University Admissions: FG May Jettison Uniform Cut-off Point


  • JAMB registrar frowns at exclusion of the poor

By Paul Obi in Abuja

Indications emerged yesterday  that the Joint Admissions and Matriculation Board  (JAMB) may jettison the uniform cut-off point for admission into tertiary institutions in the country.

Presently, the federal government pegged 180 mark as the cut-off point for admission into all tertiary institutions in Nigeria.

Speaking yesterday, JAMB Registrar, Prof  Is-haq Oloyede, said there was an urgent need to rethink the current cut-off point of 180 for admission in order to strengthen access to education, particularly for the poor.

He explained that it was critical for “all notable stakeholders to rethink the issue of cut-off marks. I am calling for  national debate on the propriety of cut-off marks, institutions should be allowed to determine the kind of candidates they want.”

He argued that “the uniformity of cut-off marks does not  make any sense when colleges and polytechnics admit for NCE and diplomas while universities admit for degrees and yet we subject them to the same cut -off marks thereby starving these tier of institutions from admitting  candidates who if not engaged, may likely become easy prey to social vices.”

Oloyede expressed worry over the class opportunities as it affects the distribution of admission resources.

“The rich have multiple opportunities which include going abroad for studies while the poor  only have the opportunity of struggling for the scarce spaces here. He said the rich  children write JAMB and if they do not get the required cut-off marks,  they are taken out of the country for studies abroad.

“They come back and they are integrated while the poor can’t afford it and are forever denied the opportunity of education. Let institutions admit what they want according to their needs. 

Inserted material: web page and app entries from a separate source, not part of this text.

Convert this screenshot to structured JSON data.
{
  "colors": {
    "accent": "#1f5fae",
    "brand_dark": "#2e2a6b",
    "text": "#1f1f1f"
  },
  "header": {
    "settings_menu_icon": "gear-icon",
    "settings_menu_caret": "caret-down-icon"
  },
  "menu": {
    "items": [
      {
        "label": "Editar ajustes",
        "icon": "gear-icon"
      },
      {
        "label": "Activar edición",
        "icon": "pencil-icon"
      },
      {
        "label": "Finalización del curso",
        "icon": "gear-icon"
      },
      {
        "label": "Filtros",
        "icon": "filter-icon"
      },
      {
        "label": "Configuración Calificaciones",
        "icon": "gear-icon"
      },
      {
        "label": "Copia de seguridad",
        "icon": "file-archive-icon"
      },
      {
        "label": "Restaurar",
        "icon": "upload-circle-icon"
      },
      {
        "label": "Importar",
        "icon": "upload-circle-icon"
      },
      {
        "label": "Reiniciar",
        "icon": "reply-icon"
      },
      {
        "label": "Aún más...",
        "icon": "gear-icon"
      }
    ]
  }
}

“This means that if a university wants 250 as minimum cut-off marks why not ? And if another want less so be it. If a polytechnics like Yaba Tech wants 250 let them admit and if Gboko polytechnics in Benue State  wants less than 200 let them admit.

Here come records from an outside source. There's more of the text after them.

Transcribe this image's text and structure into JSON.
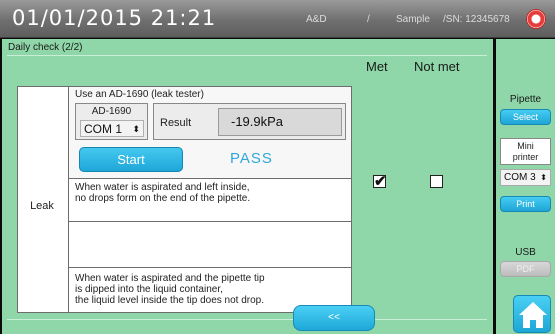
{
  "header": {
    "datetime": "01/01/2015  21:21",
    "brand": "A&D",
    "separator": "/",
    "model": "Sample",
    "serial": "/SN: 12345678",
    "help_icon": "help-lifebuoy-icon"
  },
  "page": {
    "title": "Daily check (2/2)",
    "col_met": "Met",
    "col_not_met": "Not met"
  },
  "check": {
    "row_label": "Leak",
    "instruction": "Use an AD-1690 (leak tester)",
    "device_name": "AD-1690",
    "com_port": "COM 1",
    "result_label": "Result",
    "result_value": "-19.9kPa",
    "start_label": "Start",
    "status": "PASS",
    "condition1_line1": "When water is aspirated and left inside,",
    "condition1_line2": "no drops form on the end of the pipette.",
    "condition2_line1": "When water is aspirated and the pipette tip",
    "condition2_line2": "is dipped into the liquid container,",
    "condition2_line3": "the liquid level inside the tip does not drop.",
    "met_checked": true,
    "not_met_checked": false
  },
  "nav": {
    "back_label": "<<"
  },
  "sidebar": {
    "pipette_label": "Pipette",
    "select_label": "Select",
    "mini_printer_line1": "Mini",
    "mini_printer_line2": "printer",
    "printer_com": "COM 3",
    "print_label": "Print",
    "usb_label": "USB",
    "pdf_label": "PDF",
    "home_icon": "home-icon"
  },
  "colors": {
    "panel_green": "#8fd6a8",
    "accent_blue": "#1fa7d9",
    "pass_blue": "#31a8d8",
    "header_gray": "#7a7a7a"
  }
}
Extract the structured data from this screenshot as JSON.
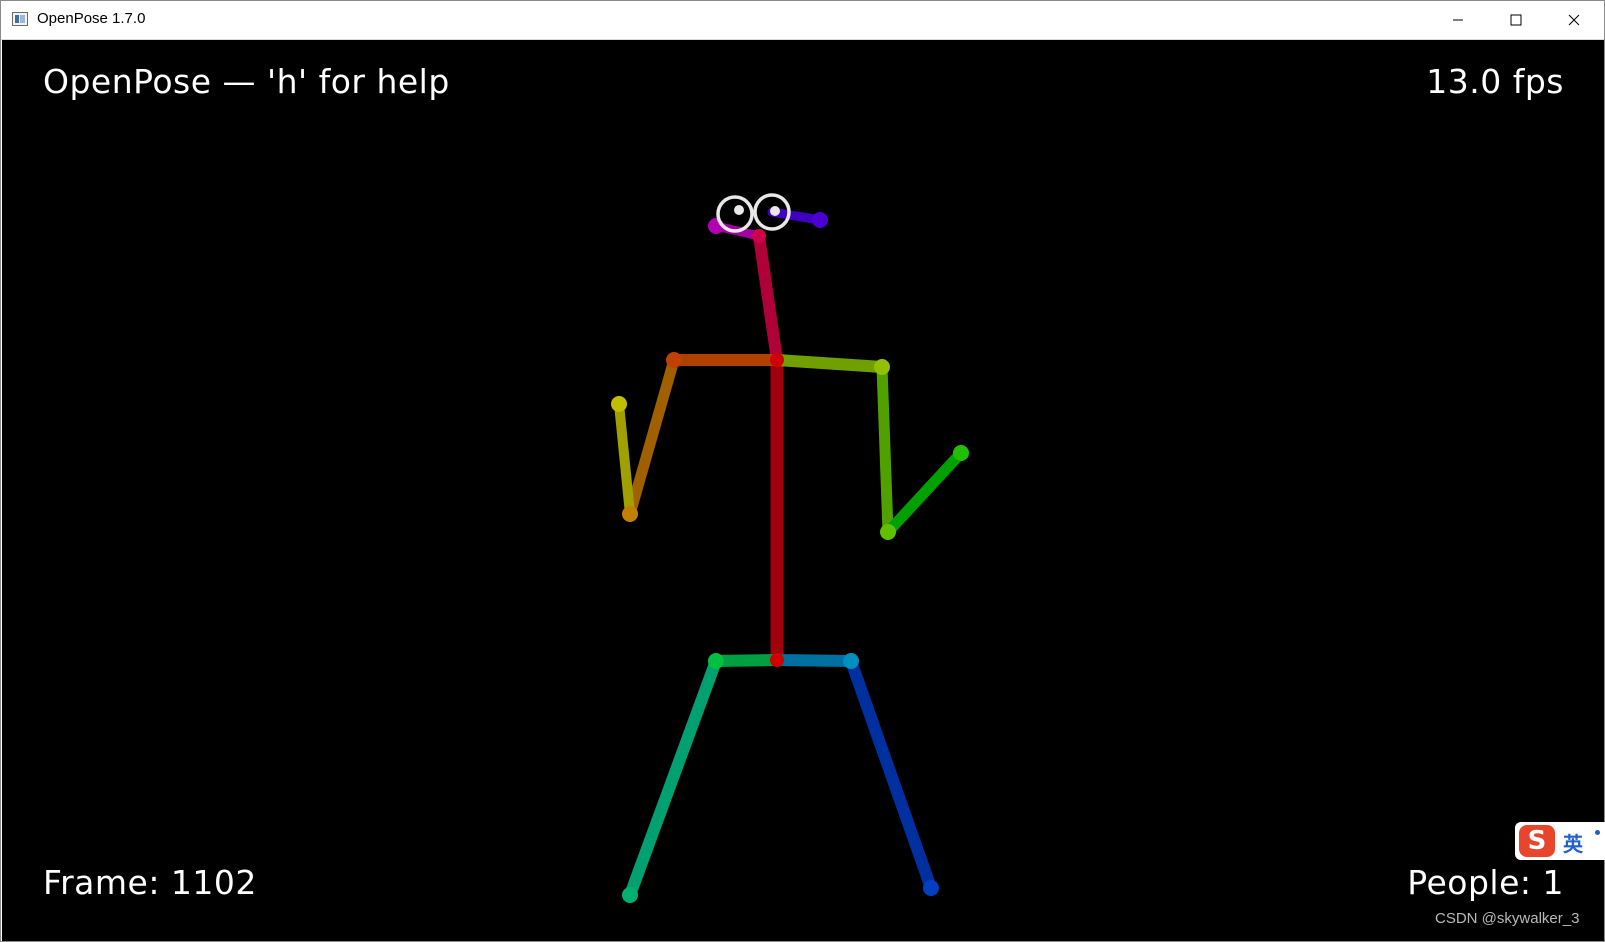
{
  "window": {
    "title": "OpenPose 1.7.0",
    "icons": {
      "app": "app-window-icon",
      "minimize": "minimize-icon",
      "maximize": "maximize-icon",
      "close": "close-icon"
    }
  },
  "overlay": {
    "help_text": "OpenPose — 'h' for help",
    "fps_text": "13.0 fps",
    "frame_text": "Frame: 1102",
    "people_text": "People: 1"
  },
  "ime": {
    "logo": "S",
    "lang": "英"
  },
  "watermark": "CSDN @skywalker_3",
  "colors": {
    "canvas_bg": "#000000",
    "overlay_text": "#ffffff",
    "torso": "#a0000a",
    "neck": "#b0003a",
    "right_shoulder": "#b04000",
    "right_upper_arm": "#a06000",
    "right_forearm": "#a0a000",
    "left_shoulder": "#70a000",
    "left_upper_arm": "#50a000",
    "left_forearm": "#00a000",
    "right_hip": "#00a040",
    "right_thigh": "#00a070",
    "left_hip": "#0070a0",
    "left_thigh": "#0030a0"
  }
}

“Institutions should be known for their individual quality and not collective standard. This will foster positive competition for the overall good of our tertiary institutions,” he said.

Oloyede urged Nigerians to look at this critically for the board to take action that would be for the good of our education.

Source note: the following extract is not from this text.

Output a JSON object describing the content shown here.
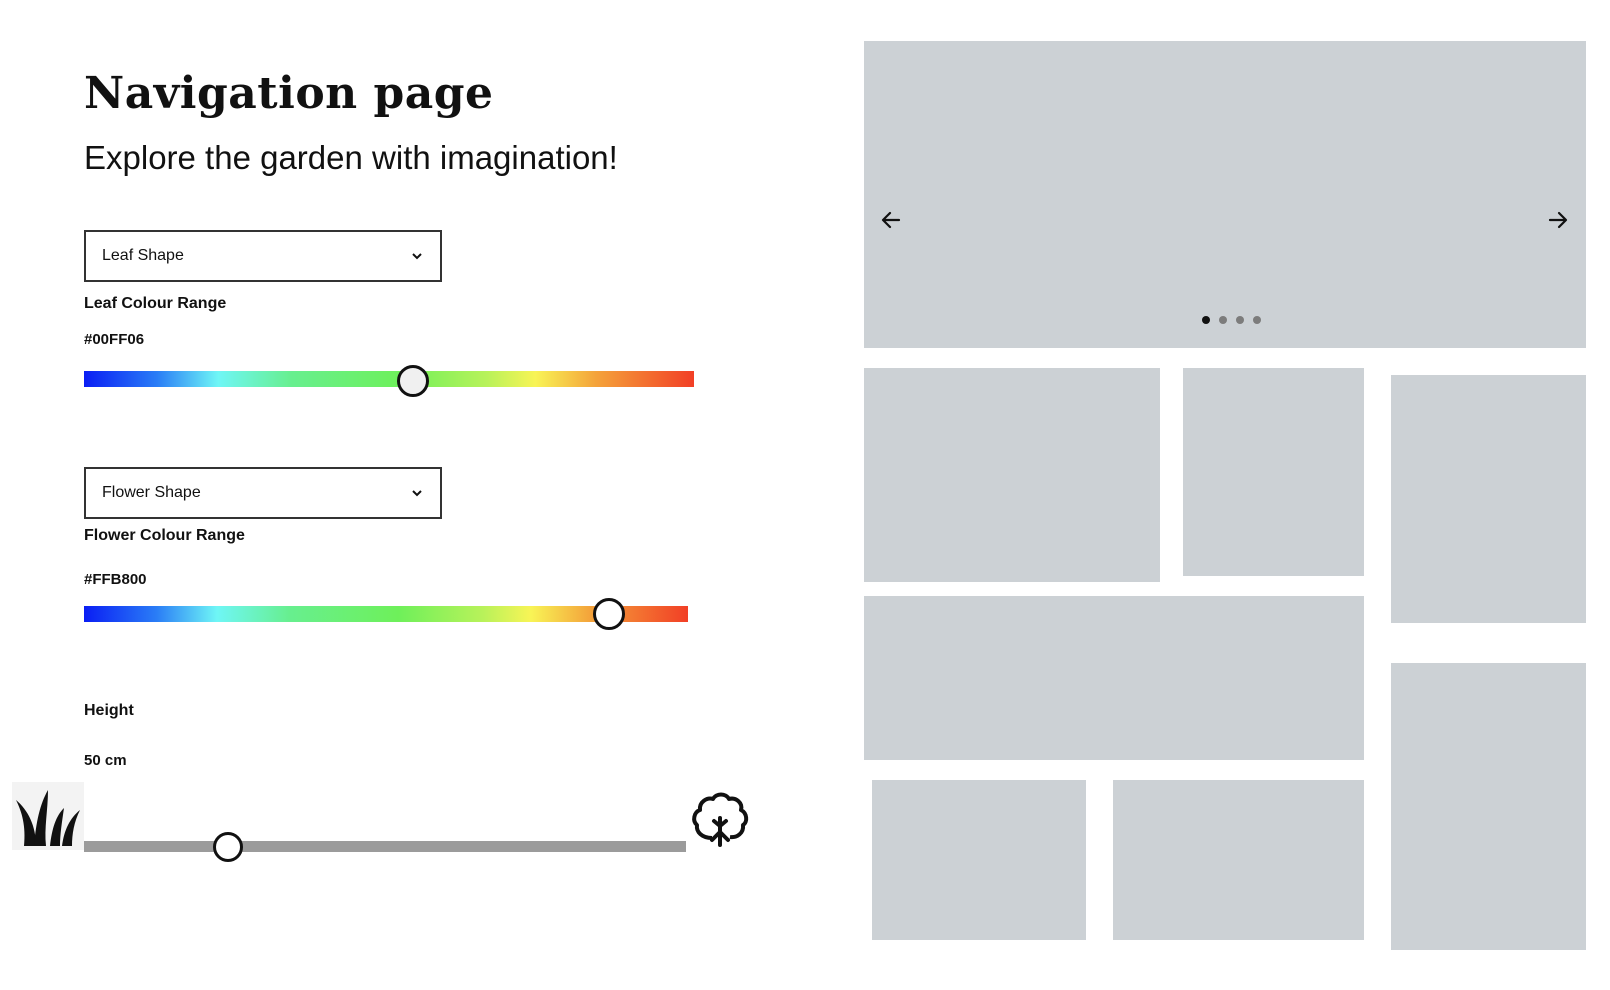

He said JAMB  management had resolved to ensure that the change agenda of President Muhammadu Buhari concerning education is actualised in no distance time. 

The JAMB boss added that this would be made possible through reforms currently going on in the board, stating that the board would continue to make reforms that would carry the interest of every Nigerian child irrespective of whether poor or rural settlers.

Oloyede also expressed  concern over the exclusion of the poor in education, arguing that, “most policies are geared towards accommodating the interest of the elite only and leaving the downtrodden to suffer unjustly.”

He said: “In view of the above, the board has cancelled the use of scratch cards which were hitherto sold only by banks in the cities to pin vendors which can be obtained by candidates anywhere using their phones, web payment,  online quick teller; ATM payment,  quick teller mobile application and bank branch (cash cards),  among others.

“This is to make the services easily accessible, discourage fraudulent acts associated with the cards system and to conform with global best practice.”

The Registrar also disclosed that the board has critically looked at the process of regularising candidates and found a lot of lapses which it cannot tolerate in its drive to effect positive change towards enhancing the fortune of tertiary education in Nigeria. 

He maintained that “in its efforts to discourage this abused and perhaps stop it permanently, JAMB has designed a template to be completed on-line by candidates and  endorsed by the Vice-Chancellors, Rectors, Provosts or Registrars of the candidates institutions  who will then be submitted to the board’s offices nearer to the institution for the Registrar’s approval subject to available evidence.

“JAMB may deny approval if sufficient and convincing reasons are not given. The public is to note that all admissions are done by the academic board of tertiary institutions and submitted to the board which ensures that the admissions meet set requirements by proprietors of these institutions and government criteria. 

“As such there is no basis for regularisation. The board only design this process to clear any backlog as it doesn’t intend to continue with regularisation exercise again.”

The decision by JAMB to tinker with the uniform cut-off point is likely to attract criticisms given similar opposition to the different admission policies and cut-off point for admission.